*GOAL OF THE EXERCISE:*
Among the entries, which lines carry the string "story"? Copy every one.

(Data records for software interfaces)
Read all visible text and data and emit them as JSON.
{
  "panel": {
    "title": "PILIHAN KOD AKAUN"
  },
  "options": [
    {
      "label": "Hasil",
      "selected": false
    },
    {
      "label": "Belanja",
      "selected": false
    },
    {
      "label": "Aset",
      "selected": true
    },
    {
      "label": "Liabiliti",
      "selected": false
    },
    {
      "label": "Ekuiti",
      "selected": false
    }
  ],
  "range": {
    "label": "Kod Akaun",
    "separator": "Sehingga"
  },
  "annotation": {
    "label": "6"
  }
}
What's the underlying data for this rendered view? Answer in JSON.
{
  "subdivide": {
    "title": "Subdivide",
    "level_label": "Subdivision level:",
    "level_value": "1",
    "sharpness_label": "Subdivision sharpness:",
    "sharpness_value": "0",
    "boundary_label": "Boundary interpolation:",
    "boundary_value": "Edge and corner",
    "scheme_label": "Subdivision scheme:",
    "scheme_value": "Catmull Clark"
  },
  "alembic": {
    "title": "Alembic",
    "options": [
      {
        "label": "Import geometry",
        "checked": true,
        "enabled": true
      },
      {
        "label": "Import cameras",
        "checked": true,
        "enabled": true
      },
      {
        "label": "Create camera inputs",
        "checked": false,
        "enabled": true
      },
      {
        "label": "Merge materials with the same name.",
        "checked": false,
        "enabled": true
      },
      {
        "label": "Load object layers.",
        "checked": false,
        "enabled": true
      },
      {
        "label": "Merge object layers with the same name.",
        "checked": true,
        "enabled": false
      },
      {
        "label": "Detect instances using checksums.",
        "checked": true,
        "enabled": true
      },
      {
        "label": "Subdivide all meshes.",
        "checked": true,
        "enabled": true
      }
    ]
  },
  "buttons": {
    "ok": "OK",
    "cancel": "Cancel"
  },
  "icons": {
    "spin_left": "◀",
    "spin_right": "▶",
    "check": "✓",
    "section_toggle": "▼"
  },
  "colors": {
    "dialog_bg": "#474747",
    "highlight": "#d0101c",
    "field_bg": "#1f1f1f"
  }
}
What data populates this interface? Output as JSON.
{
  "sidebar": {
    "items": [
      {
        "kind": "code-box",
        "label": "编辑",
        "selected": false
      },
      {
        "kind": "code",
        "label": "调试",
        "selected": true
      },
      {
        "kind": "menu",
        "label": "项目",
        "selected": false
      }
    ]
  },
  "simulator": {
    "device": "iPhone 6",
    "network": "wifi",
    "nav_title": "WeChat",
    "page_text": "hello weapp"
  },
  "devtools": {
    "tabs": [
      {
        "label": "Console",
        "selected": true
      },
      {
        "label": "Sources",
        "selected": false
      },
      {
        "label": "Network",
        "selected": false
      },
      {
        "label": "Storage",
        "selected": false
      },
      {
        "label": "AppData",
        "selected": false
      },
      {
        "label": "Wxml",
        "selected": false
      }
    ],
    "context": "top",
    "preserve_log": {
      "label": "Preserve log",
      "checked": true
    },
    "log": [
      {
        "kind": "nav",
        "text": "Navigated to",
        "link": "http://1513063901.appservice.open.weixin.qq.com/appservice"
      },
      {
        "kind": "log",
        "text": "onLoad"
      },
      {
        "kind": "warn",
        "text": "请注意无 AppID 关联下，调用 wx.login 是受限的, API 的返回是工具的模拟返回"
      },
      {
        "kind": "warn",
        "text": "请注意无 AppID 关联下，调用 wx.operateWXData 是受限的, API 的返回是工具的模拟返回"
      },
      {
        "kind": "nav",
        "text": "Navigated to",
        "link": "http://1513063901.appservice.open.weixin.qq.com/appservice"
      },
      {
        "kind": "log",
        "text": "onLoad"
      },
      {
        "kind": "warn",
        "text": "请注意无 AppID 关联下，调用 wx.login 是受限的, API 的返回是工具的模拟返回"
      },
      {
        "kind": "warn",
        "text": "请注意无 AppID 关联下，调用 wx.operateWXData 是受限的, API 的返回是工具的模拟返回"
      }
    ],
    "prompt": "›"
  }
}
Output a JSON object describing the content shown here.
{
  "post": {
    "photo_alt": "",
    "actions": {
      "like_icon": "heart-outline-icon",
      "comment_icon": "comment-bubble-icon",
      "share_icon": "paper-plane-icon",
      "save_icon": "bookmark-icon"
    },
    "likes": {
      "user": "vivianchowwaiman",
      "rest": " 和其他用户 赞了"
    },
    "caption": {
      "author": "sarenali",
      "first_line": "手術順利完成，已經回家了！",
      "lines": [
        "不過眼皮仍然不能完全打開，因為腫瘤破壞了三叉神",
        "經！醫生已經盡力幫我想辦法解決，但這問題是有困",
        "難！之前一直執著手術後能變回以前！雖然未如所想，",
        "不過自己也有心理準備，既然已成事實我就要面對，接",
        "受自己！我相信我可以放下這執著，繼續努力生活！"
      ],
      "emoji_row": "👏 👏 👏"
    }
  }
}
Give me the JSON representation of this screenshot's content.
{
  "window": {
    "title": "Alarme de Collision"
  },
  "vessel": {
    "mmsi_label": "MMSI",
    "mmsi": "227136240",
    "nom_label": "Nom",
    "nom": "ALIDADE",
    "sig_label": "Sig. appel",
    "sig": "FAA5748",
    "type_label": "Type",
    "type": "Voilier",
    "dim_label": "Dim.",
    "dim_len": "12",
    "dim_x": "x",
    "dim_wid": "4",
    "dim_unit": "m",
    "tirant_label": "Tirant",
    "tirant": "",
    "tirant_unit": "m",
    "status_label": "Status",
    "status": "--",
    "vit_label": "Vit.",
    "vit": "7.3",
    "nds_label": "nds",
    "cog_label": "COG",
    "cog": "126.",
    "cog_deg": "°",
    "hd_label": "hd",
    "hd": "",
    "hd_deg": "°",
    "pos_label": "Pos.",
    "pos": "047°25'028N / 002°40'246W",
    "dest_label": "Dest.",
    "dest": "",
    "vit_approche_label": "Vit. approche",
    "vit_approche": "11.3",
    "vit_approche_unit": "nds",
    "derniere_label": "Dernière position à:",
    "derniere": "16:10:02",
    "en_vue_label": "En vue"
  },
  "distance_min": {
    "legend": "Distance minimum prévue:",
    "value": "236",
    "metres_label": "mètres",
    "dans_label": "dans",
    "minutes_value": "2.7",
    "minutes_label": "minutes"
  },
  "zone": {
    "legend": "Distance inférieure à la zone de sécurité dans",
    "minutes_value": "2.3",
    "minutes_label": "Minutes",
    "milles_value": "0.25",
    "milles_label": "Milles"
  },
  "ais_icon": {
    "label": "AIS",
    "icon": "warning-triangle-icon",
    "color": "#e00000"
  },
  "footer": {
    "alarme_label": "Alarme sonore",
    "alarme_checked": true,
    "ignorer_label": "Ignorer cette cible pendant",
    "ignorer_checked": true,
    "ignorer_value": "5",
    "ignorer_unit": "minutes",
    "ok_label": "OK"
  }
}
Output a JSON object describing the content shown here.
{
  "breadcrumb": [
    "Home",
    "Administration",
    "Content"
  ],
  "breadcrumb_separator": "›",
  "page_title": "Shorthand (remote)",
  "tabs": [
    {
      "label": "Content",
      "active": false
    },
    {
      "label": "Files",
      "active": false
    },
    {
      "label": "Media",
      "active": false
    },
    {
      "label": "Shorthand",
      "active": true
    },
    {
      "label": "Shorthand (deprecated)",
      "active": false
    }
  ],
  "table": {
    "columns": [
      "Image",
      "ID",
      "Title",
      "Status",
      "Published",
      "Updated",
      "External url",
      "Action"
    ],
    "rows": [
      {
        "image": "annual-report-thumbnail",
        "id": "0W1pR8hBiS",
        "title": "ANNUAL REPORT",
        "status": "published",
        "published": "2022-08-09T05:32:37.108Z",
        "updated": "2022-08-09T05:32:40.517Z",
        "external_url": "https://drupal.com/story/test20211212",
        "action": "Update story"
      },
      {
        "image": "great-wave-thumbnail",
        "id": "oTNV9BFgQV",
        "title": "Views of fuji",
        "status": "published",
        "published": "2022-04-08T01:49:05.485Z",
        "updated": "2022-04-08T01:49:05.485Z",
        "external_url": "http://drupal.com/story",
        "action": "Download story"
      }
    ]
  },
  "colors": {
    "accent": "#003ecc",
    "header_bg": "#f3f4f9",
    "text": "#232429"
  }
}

*EXERCISE OUTPUT:*
        "external_url": "https://drupal.com/story/test20211212",
        "action": "Update story"
        "external_url": "http://drupal.com/story",
        "action": "Download story"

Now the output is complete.